[Website and app data records]
◆ ◆ ◆

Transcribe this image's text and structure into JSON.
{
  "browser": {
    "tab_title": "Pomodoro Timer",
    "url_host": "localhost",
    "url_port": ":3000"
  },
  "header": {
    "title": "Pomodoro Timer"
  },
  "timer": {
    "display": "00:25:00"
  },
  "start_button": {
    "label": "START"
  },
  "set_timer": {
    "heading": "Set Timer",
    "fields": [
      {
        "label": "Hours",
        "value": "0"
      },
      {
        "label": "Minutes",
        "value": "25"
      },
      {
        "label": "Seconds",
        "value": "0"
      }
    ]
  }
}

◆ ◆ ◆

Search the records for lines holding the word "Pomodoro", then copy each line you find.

EXERCISE OUTPUT
    "tab_title": "Pomodoro Timer",
    "title": "Pomodoro Timer"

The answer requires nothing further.